### What you should do
Copy the data below exactly.

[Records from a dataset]
Segment Open

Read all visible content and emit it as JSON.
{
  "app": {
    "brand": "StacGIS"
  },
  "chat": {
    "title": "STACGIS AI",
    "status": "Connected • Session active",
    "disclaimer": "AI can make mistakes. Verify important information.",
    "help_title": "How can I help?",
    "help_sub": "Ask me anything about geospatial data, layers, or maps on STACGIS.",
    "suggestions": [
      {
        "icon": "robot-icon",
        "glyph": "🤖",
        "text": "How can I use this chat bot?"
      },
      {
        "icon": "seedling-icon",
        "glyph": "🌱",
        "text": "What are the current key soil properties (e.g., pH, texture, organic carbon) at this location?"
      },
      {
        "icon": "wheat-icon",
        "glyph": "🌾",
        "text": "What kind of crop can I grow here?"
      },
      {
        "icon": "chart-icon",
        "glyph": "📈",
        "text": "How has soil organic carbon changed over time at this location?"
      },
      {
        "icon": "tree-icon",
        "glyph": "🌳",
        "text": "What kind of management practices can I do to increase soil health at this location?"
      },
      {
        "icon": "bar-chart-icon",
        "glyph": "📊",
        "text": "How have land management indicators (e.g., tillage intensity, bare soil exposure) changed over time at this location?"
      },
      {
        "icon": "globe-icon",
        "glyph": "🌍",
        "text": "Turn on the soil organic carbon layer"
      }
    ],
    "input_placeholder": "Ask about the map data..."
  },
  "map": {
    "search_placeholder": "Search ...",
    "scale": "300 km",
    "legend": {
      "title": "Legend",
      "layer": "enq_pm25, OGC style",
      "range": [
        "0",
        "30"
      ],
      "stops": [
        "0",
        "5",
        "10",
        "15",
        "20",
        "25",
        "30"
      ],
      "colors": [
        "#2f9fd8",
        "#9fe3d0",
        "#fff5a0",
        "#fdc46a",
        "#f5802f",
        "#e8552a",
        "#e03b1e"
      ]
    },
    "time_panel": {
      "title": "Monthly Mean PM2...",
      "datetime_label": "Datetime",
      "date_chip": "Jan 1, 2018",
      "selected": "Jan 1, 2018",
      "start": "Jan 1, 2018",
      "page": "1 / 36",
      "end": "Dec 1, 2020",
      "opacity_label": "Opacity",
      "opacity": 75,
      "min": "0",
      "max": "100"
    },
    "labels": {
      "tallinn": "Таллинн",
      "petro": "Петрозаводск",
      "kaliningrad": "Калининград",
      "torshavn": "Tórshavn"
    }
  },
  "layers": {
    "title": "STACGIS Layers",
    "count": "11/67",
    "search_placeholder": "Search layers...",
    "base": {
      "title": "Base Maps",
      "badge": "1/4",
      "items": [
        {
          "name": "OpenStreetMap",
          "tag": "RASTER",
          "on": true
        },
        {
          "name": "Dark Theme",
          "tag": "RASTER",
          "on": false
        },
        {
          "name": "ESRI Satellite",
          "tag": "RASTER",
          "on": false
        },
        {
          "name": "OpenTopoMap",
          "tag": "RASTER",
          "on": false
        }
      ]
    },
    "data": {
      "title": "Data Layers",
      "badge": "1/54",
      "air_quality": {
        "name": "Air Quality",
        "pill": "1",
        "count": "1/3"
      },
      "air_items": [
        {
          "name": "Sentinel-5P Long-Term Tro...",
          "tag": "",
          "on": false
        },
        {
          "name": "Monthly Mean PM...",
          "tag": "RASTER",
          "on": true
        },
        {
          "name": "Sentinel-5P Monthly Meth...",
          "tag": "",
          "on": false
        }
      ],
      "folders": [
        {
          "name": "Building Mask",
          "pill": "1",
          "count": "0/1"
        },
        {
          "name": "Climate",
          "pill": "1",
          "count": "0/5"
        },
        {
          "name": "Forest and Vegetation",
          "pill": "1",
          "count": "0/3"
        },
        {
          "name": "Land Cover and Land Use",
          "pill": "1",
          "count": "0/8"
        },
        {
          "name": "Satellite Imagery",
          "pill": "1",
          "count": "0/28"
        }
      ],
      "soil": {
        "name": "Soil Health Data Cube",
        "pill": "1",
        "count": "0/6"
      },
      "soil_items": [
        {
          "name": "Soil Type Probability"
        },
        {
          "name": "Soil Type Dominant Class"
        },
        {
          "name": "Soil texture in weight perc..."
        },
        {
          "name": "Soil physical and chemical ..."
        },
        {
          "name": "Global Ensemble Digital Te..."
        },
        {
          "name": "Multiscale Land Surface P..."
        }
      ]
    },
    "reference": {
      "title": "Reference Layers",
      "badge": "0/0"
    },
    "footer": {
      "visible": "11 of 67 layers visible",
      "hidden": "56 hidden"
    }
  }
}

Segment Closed

### Result
Read all visible content and emit it as JSON.
{
  "app": {
    "brand": "StacGIS"
  },
  "chat": {
    "title": "STACGIS AI",
    "status": "Connected • Session active",
    "disclaimer": "AI can make mistakes. Verify important information.",
    "help_title": "How can I help?",
    "help_sub": "Ask me anything about geospatial data, layers, or maps on STACGIS.",
    "suggestions": [
      {
        "icon": "robot-icon",
        "glyph": "🤖",
        "text": "How can I use this chat bot?"
      },
      {
        "icon": "seedling-icon",
        "glyph": "🌱",
        "text": "What are the current key soil properties (e.g., pH, texture, organic carbon) at this location?"
      },
      {
        "icon": "wheat-icon",
        "glyph": "🌾",
        "text": "What kind of crop can I grow here?"
      },
      {
        "icon": "chart-icon",
        "glyph": "📈",
        "text": "How has soil organic carbon changed over time at this location?"
      },
      {
        "icon": "tree-icon",
        "glyph": "🌳",
        "text": "What kind of management practices can I do to increase soil health at this location?"
      },
      {
        "icon": "bar-chart-icon",
        "glyph": "📊",
        "text": "How have land management indicators (e.g., tillage intensity, bare soil exposure) changed over time at this location?"
      },
      {
        "icon": "globe-icon",
        "glyph": "🌍",
        "text": "Turn on the soil organic carbon layer"
      }
    ],
    "input_placeholder": "Ask about the map data..."
  },
  "map": {
    "search_placeholder": "Search ...",
    "scale": "300 km",
    "legend": {
      "title": "Legend",
      "layer": "enq_pm25, OGC style",
      "range": [
        "0",
        "30"
      ],
      "stops": [
        "0",
        "5",
        "10",
        "15",
        "20",
        "25",
        "30"
      ],
      "colors": [
        "#2f9fd8",
        "#9fe3d0",
        "#fff5a0",
        "#fdc46a",
        "#f5802f",
        "#e8552a",
        "#e03b1e"
      ]
    },
    "time_panel": {
      "title": "Monthly Mean PM2...",
      "datetime_label": "Datetime",
      "date_chip": "Jan 1, 2018",
      "selected": "Jan 1, 2018",
      "start": "Jan 1, 2018",
      "page": "1 / 36",
      "end": "Dec 1, 2020",
      "opacity_label": "Opacity",
      "opacity": 75,
      "min": "0",
      "max": "100"
    },
    "labels": {
      "tallinn": "Таллинн",
      "petro": "Петрозаводск",
      "kaliningrad": "Калининград",
      "torshavn": "Tórshavn"
    }
  },
  "layers": {
    "title": "STACGIS Layers",
    "count": "11/67",
    "search_placeholder": "Search layers...",
    "base": {
      "title": "Base Maps",
      "badge": "1/4",
      "items": [
        {
          "name": "OpenStreetMap",
          "tag": "RASTER",
          "on": true
        },
        {
          "name": "Dark Theme",
          "tag": "RASTER",
          "on": false
        },
        {
          "name": "ESRI Satellite",
          "tag": "RASTER",
          "on": false
        },
        {
          "name": "OpenTopoMap",
          "tag": "RASTER",
          "on": false
        }
      ]
    },
    "data": {
      "title": "Data Layers",
      "badge": "1/54",
      "air_quality": {
        "name": "Air Quality",
        "pill": "1",
        "count": "1/3"
      },
      "air_items": [
        {
          "name": "Sentinel-5P Long-Term Tro...",
          "tag": "",
          "on": false
        },
        {
          "name": "Monthly Mean PM...",
          "tag": "RASTER",
          "on": true
        },
        {
          "name": "Sentinel-5P Monthly Meth...",
          "tag": "",
          "on": false
        }
      ],
      "folders": [
        {
          "name": "Building Mask",
          "pill": "1",
          "count": "0/1"
        },
        {
          "name": "Climate",
          "pill": "1",
          "count": "0/5"
        },
        {
          "name": "Forest and Vegetation",
          "pill": "1",
          "count": "0/3"
        },
        {
          "name": "Land Cover and Land Use",
          "pill": "1",
          "count": "0/8"
        },
        {
          "name": "Satellite Imagery",
          "pill": "1",
          "count": "0/28"
        }
      ],
      "soil": {
        "name": "Soil Health Data Cube",
        "pill": "1",
        "count": "0/6"
      },
      "soil_items": [
        {
          "name": "Soil Type Probability"
        },
        {
          "name": "Soil Type Dominant Class"
        },
        {
          "name": "Soil texture in weight perc..."
        },
        {
          "name": "Soil physical and chemical ..."
        },
        {
          "name": "Global Ensemble Digital Te..."
        },
        {
          "name": "Multiscale Land Surface P..."
        }
      ]
    },
    "reference": {
      "title": "Reference Layers",
      "badge": "0/0"
    },
    "footer": {
      "visible": "11 of 67 layers visible",
      "hidden": "56 hidden"
    }
  }
}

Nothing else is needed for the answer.